Council President Darrell Clarke, known for keeping his cards close to the vest, is doing just that. But he's also making it clear that he won't lose any sleep if the deal falls through.
"I don't necessarily think it needs to be privatized, but if somehow this particular agreement didn't conclude, it's not like nobody else is interested in the potential purchase of the facility," said Clarke, who wants to explore the potential for public-private partnerships or other arrangements that would expand PGW without selling it.
He criticized the administration's opaque process in selecting UIL over 32 other interested firms and said it would take time for Council to vet the proposal.
"They essentially hand you the end product and say, 'I want you to approve this,' not necessarily asking you what it was you would like to see," Clarke said. "Let's just say I would have done things differently."
Nutter spokesman Mark McDonald said the administration "conducted this process with the highest standards."
"The mayor has made clear that he will provide Council with the full details of this proposal and how the administration got to it," McDonald said. "Council questions will be answered."
Nutter told reporters yesterday that the time had come to sell PGW, the largest municipally owned gas utility, which recovered in recent years from the brink of insolvency.
"The city has owned PGW for 176 years," Nutter said. "There was a time when city ownership of a gas company made sense.

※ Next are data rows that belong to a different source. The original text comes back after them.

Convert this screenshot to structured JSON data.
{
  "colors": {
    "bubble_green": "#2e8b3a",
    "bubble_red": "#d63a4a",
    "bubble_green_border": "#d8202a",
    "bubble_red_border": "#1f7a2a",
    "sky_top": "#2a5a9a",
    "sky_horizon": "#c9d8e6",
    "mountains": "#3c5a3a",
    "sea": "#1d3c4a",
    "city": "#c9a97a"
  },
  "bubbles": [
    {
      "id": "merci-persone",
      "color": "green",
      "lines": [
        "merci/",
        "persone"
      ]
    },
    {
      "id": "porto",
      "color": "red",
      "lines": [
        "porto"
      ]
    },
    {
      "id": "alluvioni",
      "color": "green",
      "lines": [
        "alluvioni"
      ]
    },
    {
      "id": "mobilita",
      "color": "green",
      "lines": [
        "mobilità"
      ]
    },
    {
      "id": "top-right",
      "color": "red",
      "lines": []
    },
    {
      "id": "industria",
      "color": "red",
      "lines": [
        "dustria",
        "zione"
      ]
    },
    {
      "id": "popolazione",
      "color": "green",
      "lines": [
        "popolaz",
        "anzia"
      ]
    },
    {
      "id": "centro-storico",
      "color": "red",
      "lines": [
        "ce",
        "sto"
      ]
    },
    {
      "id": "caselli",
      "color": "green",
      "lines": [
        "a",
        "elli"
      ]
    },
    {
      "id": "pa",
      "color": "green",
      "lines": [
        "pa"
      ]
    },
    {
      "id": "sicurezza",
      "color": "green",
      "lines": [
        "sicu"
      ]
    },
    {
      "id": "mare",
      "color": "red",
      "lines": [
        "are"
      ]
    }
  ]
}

I believe that time has now long past. We are now perfectly positioned to join our peer cities that all have privately owned gas companies."
Along with commitments on meeting minority-participation requirements and establishing a corporate headquarters in Philadelphia, UIL agreed to a three-year moratorium on layoffs and rate increases.
Its $1.86 billion bid was the highest among finalists and came close to reaching the $1.9 billion ceiling that a city-hired consultant said the sale could fetch. Nutter said the city would profit by at least $422 million, which he said should go to the city's distressed pension fund.
In fact, the price is so high that many Wall Street analysts are saying that the firm overpaid and would have to make up for the loss by cutting jobs or raising rates once the handcuffs come off in 2017. UIL's stock price fell yesterday, despite an announcement that the company soon may double its assets.
That 2017 scenario is exactly what Gas Workers Union Local 686 fears. A truck with the union's logo has been driving around City Hall for months, urging through a bullhorn for Nutter and Council to abandon privatization.
UIL is "going to be under such severe pressure from their shareholders to turn a profit after this gargantuan deal that they're simply going to have to find cost saving, to find cuts, and unfortunately we think the first targets will be our members," union spokesman Frank Keel said.
Councilwoman Tasco, who chairs the PGW oversight commission and has openly opposed privatization, did not respond to a request for comment.
Still, the proposed sale's chances in Council are far from slim. Many members will be reluctant to pass up such a large injection into the pension system, which is only 48 percent funded and has been eating away at the operating budget for years.
And the mayor has an unlikely ally on the issue: John "Johnny Doc" Dougherty, the electricians-union boss who has considerable influence in Council - influence that he usually uses to antagonize Nutter.
The construction-trade unions, including Dougherty's International Brotherhood of Electrical Workers Local 98, stand to benefit from an uptick in infrastructure investment expected from corporate ownership.
"I've been a longtime proponent of the privatization of PGW as long as both the mayor and City Council were on the same page," said Dougherty, adding that he wants to see protections for Local 686 workers.
On Twitter: @SeanWalshDN